Monday, July 18, 2011 - 17:15

The Ohio State University, Department of Computer Science and Engineering

Quantitative Cellular Phenotyping in Tissue Microenvironments



In the post-genomic era, there is a growing need for new experimental paradigms for investigating the links between genomics and biology. While entire genome sequences of many model systems are now available, the task of deciphering the genetic code requires characterizing the phenome of these systems in order to establish the genotype-phenotype links. This need has lead to the development of new quantitative phenotyping technologies across different levels of the biological hierarchy.

In this talk, I present new computational techniques to conduct image-driven in vivo phenotyping at the cellular level. The techniques have been developed in the context of investigating phenotypic variations of cells in cancer.
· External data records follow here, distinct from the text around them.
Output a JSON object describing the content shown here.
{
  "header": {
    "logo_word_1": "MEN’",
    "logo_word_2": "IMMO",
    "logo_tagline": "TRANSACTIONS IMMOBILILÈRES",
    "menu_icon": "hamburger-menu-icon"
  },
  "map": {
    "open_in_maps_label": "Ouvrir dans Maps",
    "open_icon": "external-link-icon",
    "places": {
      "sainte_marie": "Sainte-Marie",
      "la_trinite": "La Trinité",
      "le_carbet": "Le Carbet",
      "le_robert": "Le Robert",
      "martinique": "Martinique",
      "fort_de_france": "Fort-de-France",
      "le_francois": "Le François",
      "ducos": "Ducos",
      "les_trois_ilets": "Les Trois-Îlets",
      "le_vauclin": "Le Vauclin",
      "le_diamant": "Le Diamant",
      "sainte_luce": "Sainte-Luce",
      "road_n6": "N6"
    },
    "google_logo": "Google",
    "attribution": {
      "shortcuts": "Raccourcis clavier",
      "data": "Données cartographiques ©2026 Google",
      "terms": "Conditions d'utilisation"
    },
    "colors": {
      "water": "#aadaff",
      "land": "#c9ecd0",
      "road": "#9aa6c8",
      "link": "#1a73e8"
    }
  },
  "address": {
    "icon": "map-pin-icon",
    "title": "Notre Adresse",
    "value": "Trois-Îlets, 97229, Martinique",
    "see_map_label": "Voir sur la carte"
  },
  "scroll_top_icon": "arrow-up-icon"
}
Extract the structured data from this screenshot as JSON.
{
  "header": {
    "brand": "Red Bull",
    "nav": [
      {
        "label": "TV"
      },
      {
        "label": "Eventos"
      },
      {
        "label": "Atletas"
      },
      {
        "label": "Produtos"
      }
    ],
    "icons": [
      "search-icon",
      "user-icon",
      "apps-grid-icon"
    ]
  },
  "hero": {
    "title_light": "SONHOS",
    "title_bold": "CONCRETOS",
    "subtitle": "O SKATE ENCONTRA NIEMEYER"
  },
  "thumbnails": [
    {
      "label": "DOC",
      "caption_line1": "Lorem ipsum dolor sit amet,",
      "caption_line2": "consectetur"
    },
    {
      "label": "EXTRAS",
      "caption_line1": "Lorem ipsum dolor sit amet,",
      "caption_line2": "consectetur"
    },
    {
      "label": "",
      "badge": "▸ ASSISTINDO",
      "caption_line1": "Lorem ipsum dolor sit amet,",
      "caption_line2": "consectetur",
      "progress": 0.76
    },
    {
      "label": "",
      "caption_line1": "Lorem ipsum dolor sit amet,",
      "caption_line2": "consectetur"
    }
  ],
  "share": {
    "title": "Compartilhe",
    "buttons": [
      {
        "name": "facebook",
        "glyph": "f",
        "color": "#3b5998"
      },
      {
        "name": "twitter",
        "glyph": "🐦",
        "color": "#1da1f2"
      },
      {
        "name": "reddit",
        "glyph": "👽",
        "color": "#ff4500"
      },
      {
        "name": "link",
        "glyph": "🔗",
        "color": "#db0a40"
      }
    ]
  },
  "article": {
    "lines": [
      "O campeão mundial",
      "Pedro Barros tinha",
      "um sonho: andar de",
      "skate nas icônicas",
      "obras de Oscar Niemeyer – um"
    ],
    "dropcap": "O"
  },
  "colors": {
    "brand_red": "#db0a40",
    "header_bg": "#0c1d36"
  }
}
Studies over the last decade have provided mounting evidence that the normal cells and molecules that surround tumor cells - collectively termed the tumor microenvironment - are involved in the initiation, growth, and spread of tumors. While examples of this phenomenon have been characterized in studies from a genetic standpoint, the lack of appropriate methodologies have precluded quantitative phenotyping studies at the cellular level.

The present work addresses this unmet need. Based on a novel method that uses local metric- learning to integrate different cellular features, I present a framework to identify major cell types in the micro­environment. I further propose a method to generate phenotypic profiles of cell populations and use the technique to detect the subtle global level changes that occur among certain cells in the microenvironment in gene knock-out experiments that seek to recapitulate human breast cancer. By proposing new computational and data analysis methods for cellular phenotyping, and using them to analyze the tumor microenvironment, I demonstrate that image-driven computational phenotyping provides a viable experimental paradigm to investigate the phenomic aspects of complex processes such as cancer.

This work was done in collaboration with Shantanu Singh (The Broad Institute), Gustavo Leone, and Kun Huang (The Ohio State University), and Jens Rittscher (GE Global Research).

Zeit:  Montag, 18. Juli, 17:15 Uhr

Ort:   Zuse-Institut Berlin
         Takustraße 7
         14195 Berlin
         Hörsaal (Rundbau, Erdgeschoß)



M. Alexa (TUB), J. Döllner (HPI), P. Eisert (HUB), H.-C. Hege (ZIB), 
K. Polthier (FUB), J. Sullivan (TUB)